We were all, rightly, impacted by the Black Lives Matter protests and response that followed the murder of George Floyd this year. The protests and response from our students and staff highlighted that we need to do more to respond to and address systemic racism within the University and Higher Education, to be more open and clear about the work that we are doing, and to deliver real action to accompany our aims. We have been responding to these challenges, and will continue to do so. This week, we will be outlining how we are responding to some of the key issues raised by our black students and staff, and over the coming academic year we will continue to listen and respond to concerns and questions raised. A key opportunity to have these conversations will be during Black History Month, this October. I am pleased that alongside a University Black History Month programme committee, staff and students will be able to participate in local events organised by teams around the University. I strongly encourage as many staff and students to attend at least one Black History Month event. It is particularly important that our white students and staff make an effort to engage, to learn, and to listen. I know that, as a white woman, I will never fully appreciate the systemic experience of racism, but that continuing to talk and work with black colleagues and students is critical as we work towards our goal of being a truly anti-racist University.
Alongside this work to implement EDI in all that we do, a significant piece of work has been taking place to be much clearer about our longer term aims. In June 2020, the University EDI Committee approved a set of Key Performance Indicators and Stretch goals to accelerate and focus our work towards targets to be worked towards over the next 5 years. We may not reach these goals within 5 years – that is why they are ‘stretch’, but it is vital that we bring urgency and focus to our work in EDI, where our activities to date have not delivered sufficient change. KPIs perhaps have quite a dry reputation, and I firmly believe that it is critical to only use quantitative indicators alongside a strong culture of listening to and believing qualitative feedback and stories. However, our quantitative data does show us where there is systemic bias within our organisation. We already have a clear set of goals for our undergraduate student recruitment, progression and attainment, through the Access and Participation Plan. We have therefore now begun work to set similarly ambitious goals for considering recruitment, progression and performance for our staff.

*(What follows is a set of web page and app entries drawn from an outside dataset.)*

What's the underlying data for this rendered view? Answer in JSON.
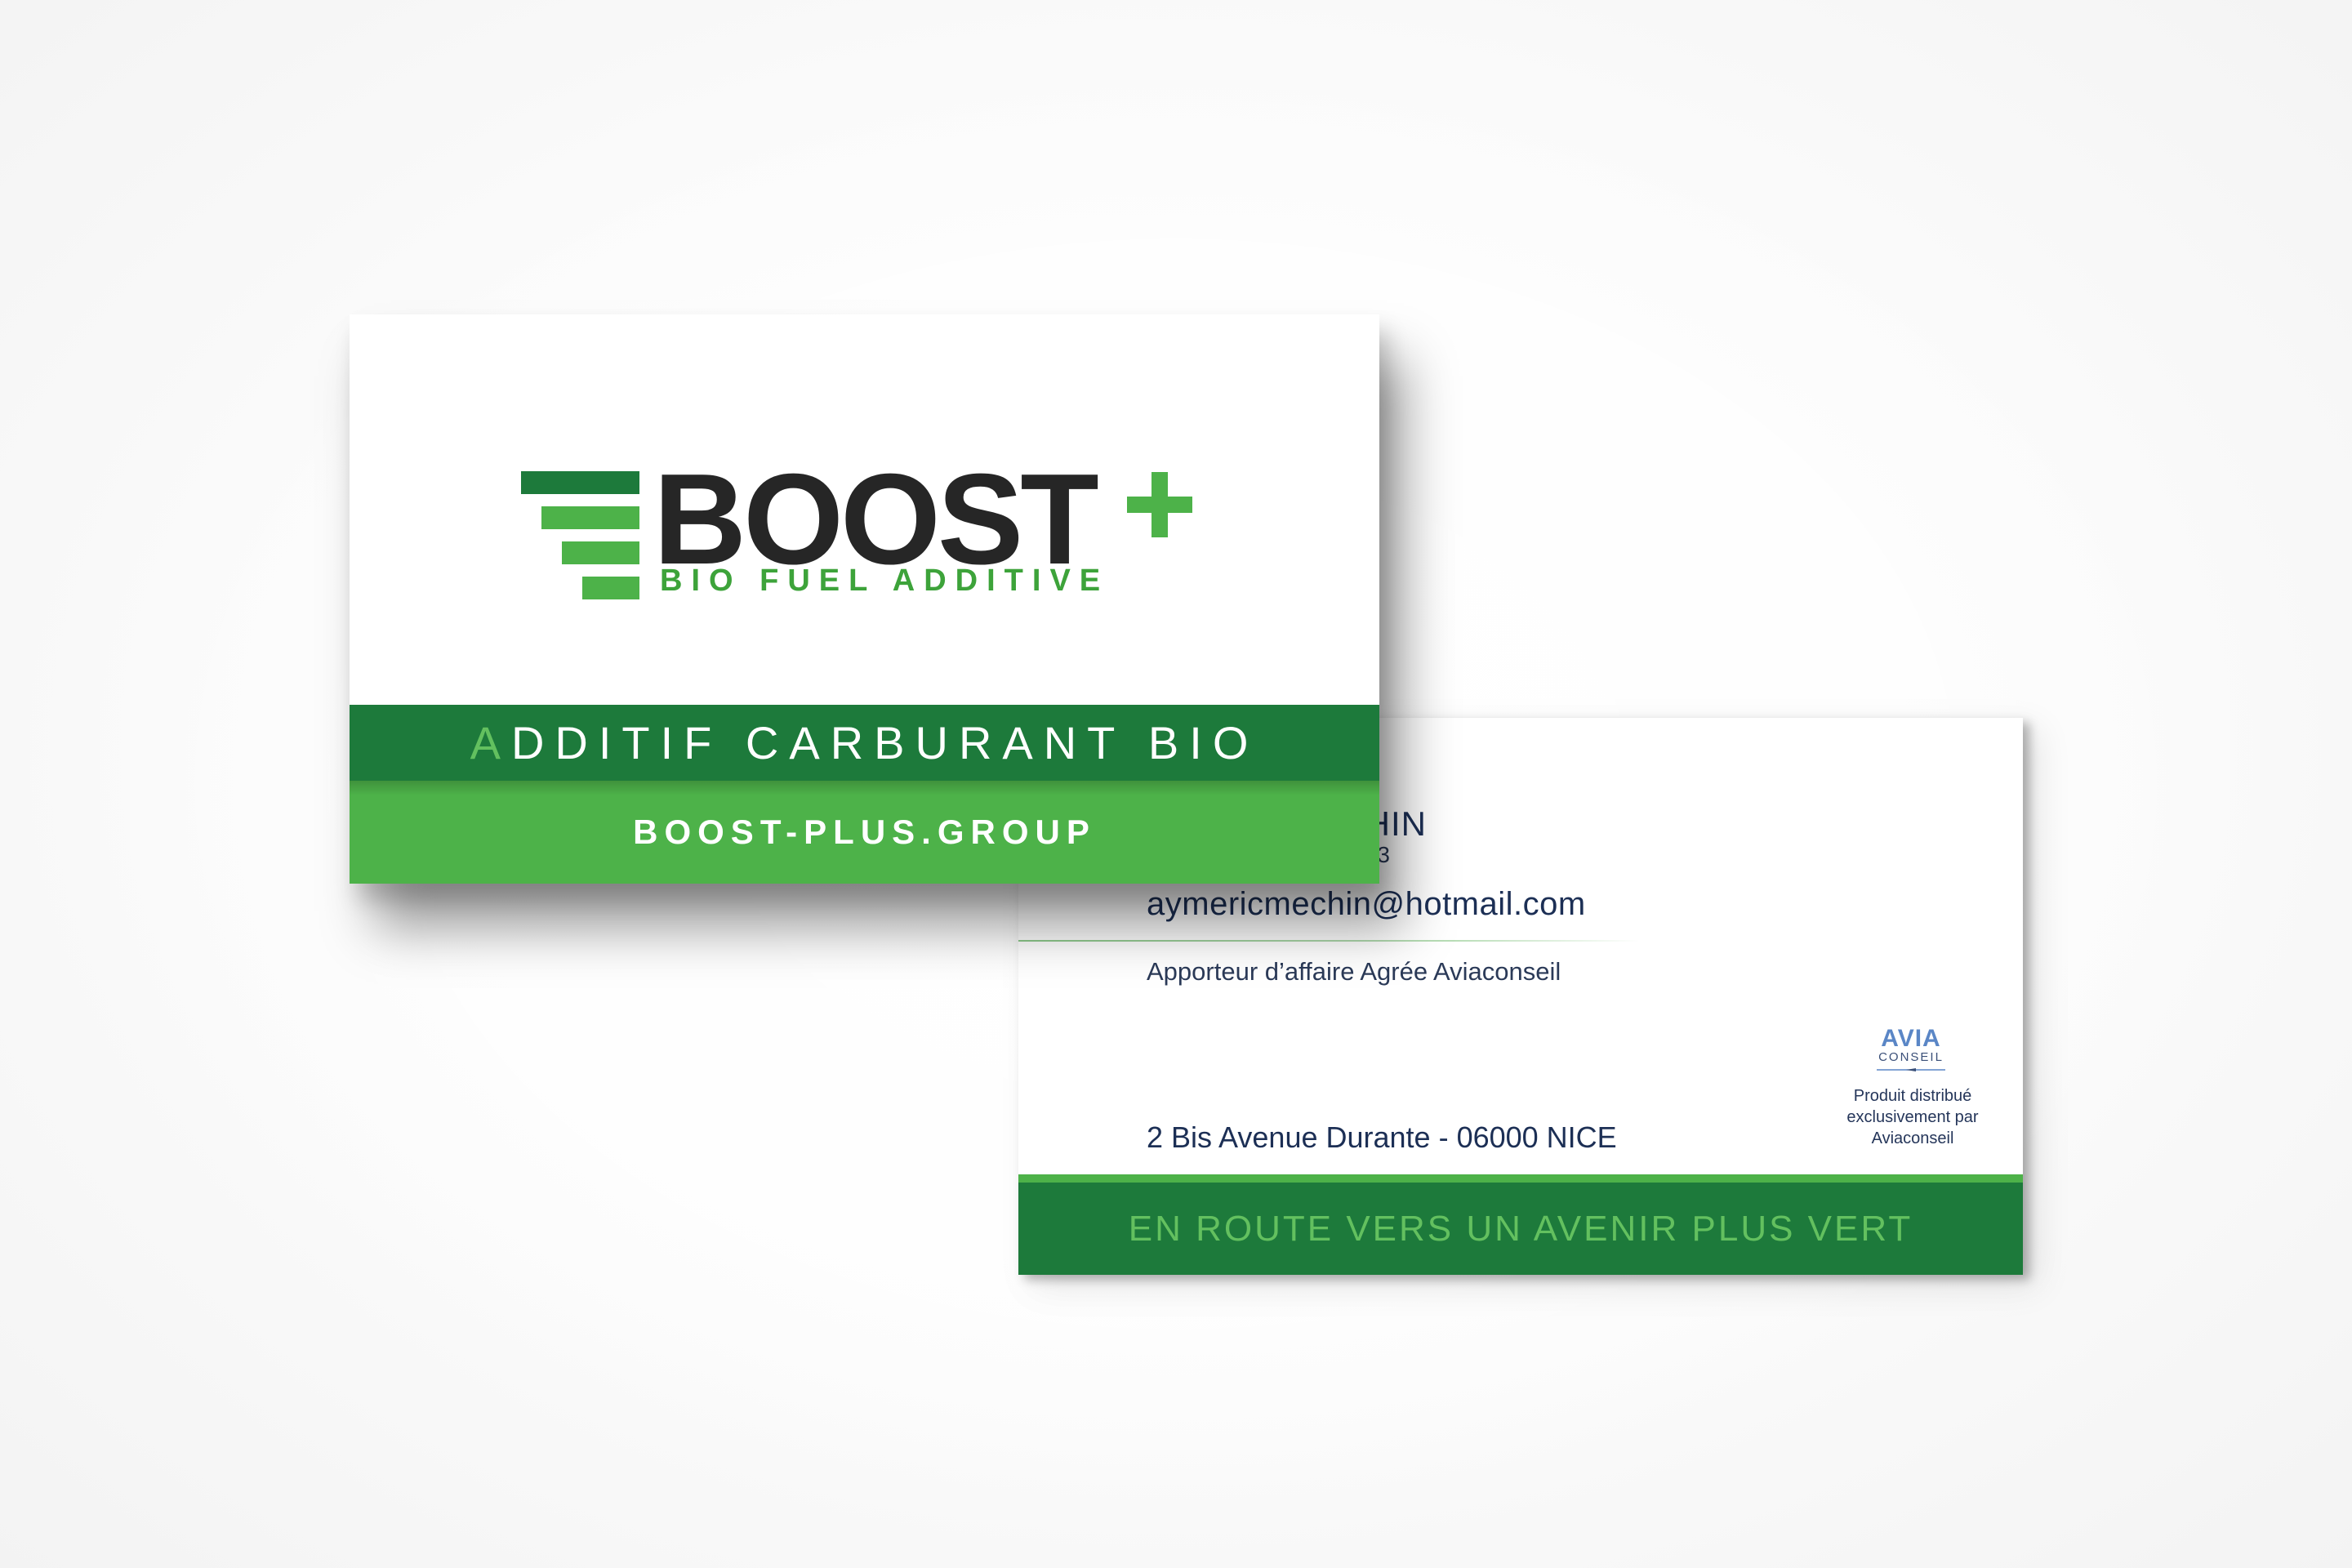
{
  "back_card": {
    "name_partial": "HIN",
    "code_partial": "3",
    "email": "aymericmechin@hotmail.com",
    "role": "Apporteur d’affaire Agrée Aviaconseil",
    "address": "2 Bis Avenue Durante - 06000 NICE",
    "partner_logo": {
      "word": "AVIA",
      "sub": "CONSEIL"
    },
    "distribution_note": "Produit distribué exclusivement par Aviaconseil",
    "slogan": "EN ROUTE VERS UN AVENIR PLUS VERT"
  },
  "front_card": {
    "logo_word": "BOOST",
    "logo_tag": "BIO FUEL ADDITIVE",
    "tagline_initial": "A",
    "tagline_rest": "DDITIF CARBURANT BIO",
    "url": "BOOST-PLUS.GROUP"
  },
  "colors": {
    "dark_green": "#1d7a3b",
    "light_green": "#4db249",
    "navy_text": "#1c2f55",
    "logo_black": "#262626",
    "avia_blue": "#5a86c6"
  },
  "icons": [
    "speed-bars-icon",
    "plus-icon",
    "avia-wing-icon"
  ]
}
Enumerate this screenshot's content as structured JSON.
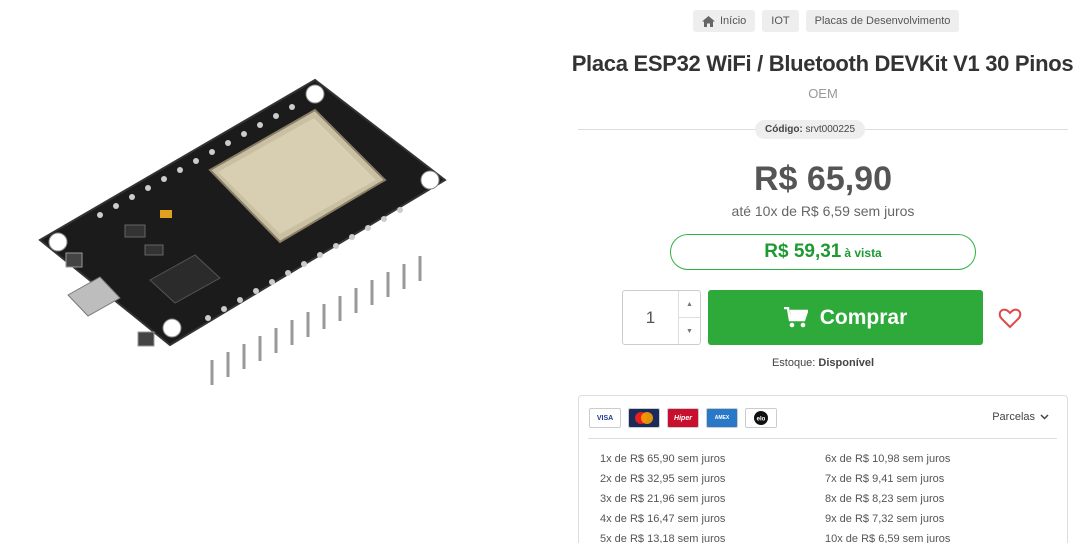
{
  "breadcrumb": [
    {
      "label": "Início",
      "icon": "home-icon"
    },
    {
      "label": "IOT"
    },
    {
      "label": "Placas de Desenvolvimento"
    }
  ],
  "product": {
    "title": "Placa ESP32 WiFi / Bluetooth DEVKit V1 30 Pinos",
    "brand": "OEM",
    "sku_label": "Código:",
    "sku_value": "srvt000225",
    "price": "R$ 65,90",
    "installments": "até 10x de R$ 6,59 sem juros",
    "cash_price": "R$ 59,31",
    "cash_label": "à vista",
    "quantity": "1",
    "buy_label": "Comprar",
    "stock_label": "Estoque:",
    "stock_value": "Disponível"
  },
  "payment": {
    "cards": [
      "visa",
      "mastercard",
      "hipercard",
      "american-express",
      "elo"
    ],
    "parcelas_label": "Parcelas",
    "plans_left": [
      "1x de R$ 65,90 sem juros",
      "2x de R$ 32,95 sem juros",
      "3x de R$ 21,96 sem juros",
      "4x de R$ 16,47 sem juros",
      "5x de R$ 13,18 sem juros"
    ],
    "plans_right": [
      "6x de R$ 10,98 sem juros",
      "7x de R$ 9,41 sem juros",
      "8x de R$ 8,23 sem juros",
      "9x de R$ 7,32 sem juros",
      "10x de R$ 6,59 sem juros"
    ]
  },
  "colors": {
    "buy_button": "#2daa3a",
    "cash_price": "#1f9a33",
    "favorite": "#e04848"
  }
}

We have deliberately taken a nuanced approach to this activity. On the face of it, some of our data, such as our overall data on gender representation, may look as though we have a roughly even distribution. But when we look in detail at the distribution of gender across job families, levels and teams, we see a very uneven picture. For both our staff and our student EDI goals, we are therefore asking local Faculties, Schools and Teams to identify the priority areas for their own part of the University, and set local KPIs that will contribute to a clear and accelerated direction of travel for the University as a whole. We must not try to boil the ocean, and we hope that through local ownership of key targets, we can deliver effective change. The paper that was initially agreed at EDI Committee as our framework will be developed and published as a more detailed implementation plan in the coming months.
I appreciate how busy and at times overwhelmed some of our students and staff have felt with the many changes, both in the University, and in our personal lives, that Covid-19 has brought. It would perhaps be easy to think that we need to prioritise things other than EDI right now. The unequal impact of Covid-19 has shown us that there has never been a more important time to embed EDI in all that we do within the University.
Professor Sarah Sharples
Pro Vice-Chancellor for Equality, Diversity and Inclusion and People
21 September 2020